1 - 2 - 3 - 4 - 5 - 6 - 7 - 8 - 9 - 10

Searching for the Grail?

These lessons may not be used for professional development
without purchase of a site license.

2. Learn the syntax and logic

The more powerful the search engine, the more important the syntax - the rules governing how you enter your search query. Because few people stop to read and learn these rules, they end up with crude and clumsy searches.

For example, some search engines care about CAPITAL LETTERS and punctuation. Others ignore them both. If you search for Washington, D.C. with the following query, you may achieve no "hits" with one search engine and thousands with another . . .


Another example . . . when you want an exact phrase such as "old growth forest," some search engines require quotation marks around the words which belong together, while others do not care.

Search logic is also important.
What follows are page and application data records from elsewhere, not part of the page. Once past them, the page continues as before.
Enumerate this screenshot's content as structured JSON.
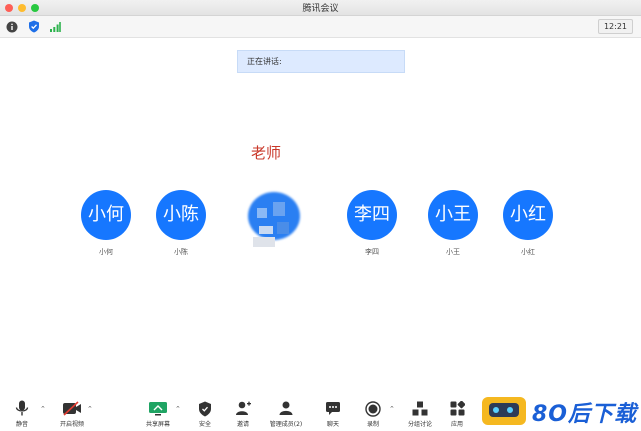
{
  "window": {
    "title": "腾讯会议"
  },
  "toolbar": {
    "clock": "12:21"
  },
  "speaking": {
    "label": "正在讲话:"
  },
  "stage": {
    "teacher_label": "老师"
  },
  "participants": [
    {
      "avatar_text": "小何",
      "name": "小何"
    },
    {
      "avatar_text": "小陈",
      "name": "小陈"
    },
    {
      "avatar_text": "李四",
      "name": "李四"
    },
    {
      "avatar_text": "小王",
      "name": "小王"
    },
    {
      "avatar_text": "小红",
      "name": "小红"
    }
  ],
  "bottom": {
    "mute": "静音",
    "video": "开启视频",
    "share": "共享屏幕",
    "security": "安全",
    "invite": "邀请",
    "members": "管理成员(2)",
    "chat": "聊天",
    "record": "录制",
    "breakout": "分组讨论",
    "apps": "应用"
  },
  "watermark": {
    "text": "8O后下载"
  },
  "colors": {
    "avatar": "#1677ff",
    "teacher": "#c9382a",
    "banner": "#ddeaff"
  }
}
For example . . . some search engines support Boolean searches, the use of AND, OR and NOT to target just certain pages.

"San Francisco" AND "average annual rainfall" gives you all the Web pages that contain both the city and the rainfall.
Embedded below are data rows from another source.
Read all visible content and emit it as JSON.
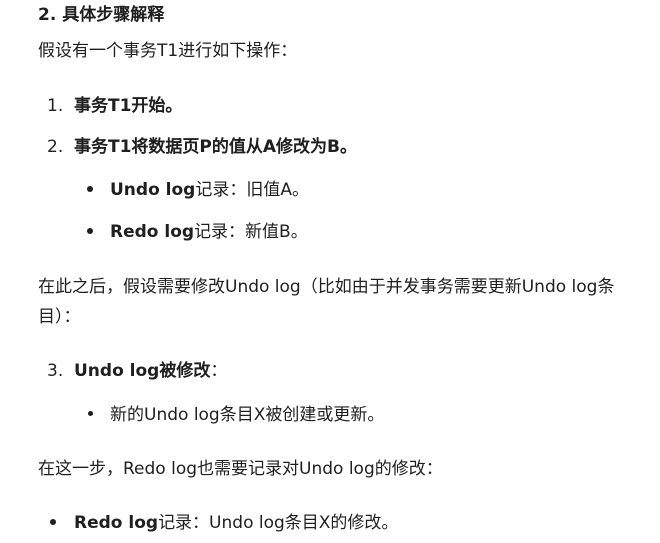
{
  "heading": "2. 具体步骤解释",
  "intro": "假设有一个事务T1进行如下操作：",
  "steps": [
    {
      "number": "1.",
      "text": "事务T1开始。"
    },
    {
      "number": "2.",
      "text": "事务T1将数据页P的值从A修改为B。"
    }
  ],
  "step2_bullets": [
    {
      "bold": "Undo log",
      "text": "记录：旧值A。"
    },
    {
      "bold": "Redo log",
      "text": "记录：新值B。"
    }
  ],
  "paragraph2_line1": "在此之后，假设需要修改Undo log（比如由于并发事务需要更新Undo log条",
  "paragraph2_line2": "目）：",
  "step3": {
    "number": "3.",
    "bold": "Undo log被修改",
    "text": "："
  },
  "step3_bullet": "新的Undo log条目X被创建或更新。",
  "paragraph3": "在这一步，Redo log也需要记录对Undo log的修改：",
  "final_bullet": {
    "bold": "Redo log",
    "text": "记录：Undo log条目X的修改。"
  }
}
You can usually find the syntax and the instructions for logical searching for any search engine in the Help pages. If not, you may want to look for an engine that explains its rules.

Workshop Activity:
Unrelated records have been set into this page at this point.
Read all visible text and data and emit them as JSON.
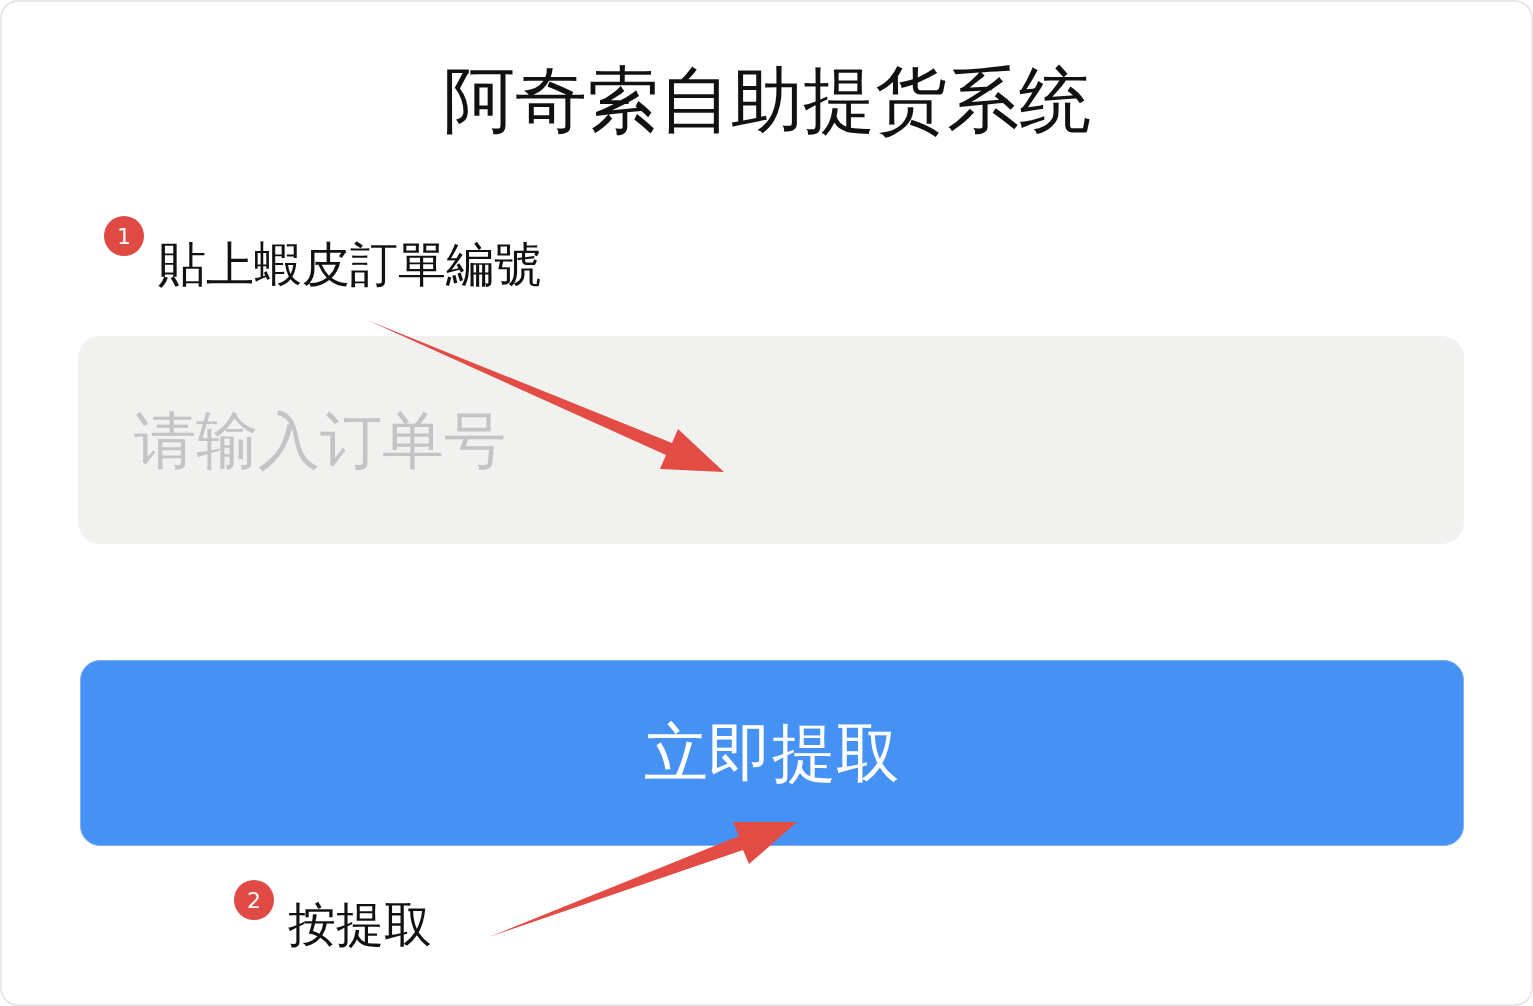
{
  "title": "阿奇索自助提货系统",
  "steps": [
    {
      "number": "1",
      "text": "貼上蝦皮訂單編號"
    },
    {
      "number": "2",
      "text": "按提取"
    }
  ],
  "order_field": {
    "placeholder": "请输入订单号"
  },
  "submit_button": {
    "label": "立即提取"
  }
}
Note: During most of these exercises we will all use Google as our search engine so we share common experiences.

Go to the Help section for Google and note the specific rules outlining how to enter your search when using the Advanced Search. Spend 5-10 minutes reading through these rules and using your research question as the basis for exploring.


3. Learn the features

As Info-Glut has grown to be more and more of a problem, the search engines have competed fiercely to offer the best tools to support you in your sorting and sifting, and yet many folks ignore these powerful extra tools and features.

Google's Advanced Search allows you to request particular domains, particular dates, particular levels of a Web site, particular countries of origin, particular types of files and as many as 100 results at a time. These can be very helpful search features.

If you want to eliminate most commercial sites, you might limit your search to .gov or .org, for example.

The Power Searcher explores all of the features of a chosen search engine in advance of real searching in order to apply these extra tools with skill when they are needed.

 Workshop Activity:

Go to Google's Advanced Search and try out each of the special features mentioned above, using your research question as the basis for exploring.

Take the time to write down in your learning log those features which you see as especially powerful and helpful.

Next search strategies

 Credits: Icons are from Jay Boersma.
Other drawings, photographs and graphics are by Jamie McKenzie.

© 2000-2006, Jamie McKenzie, all rights reserved.

Copyright Policy: These pages may not be downloaded, reproduced or redistributed in any manner, whether by hardcopy, print, electronic means or any other means.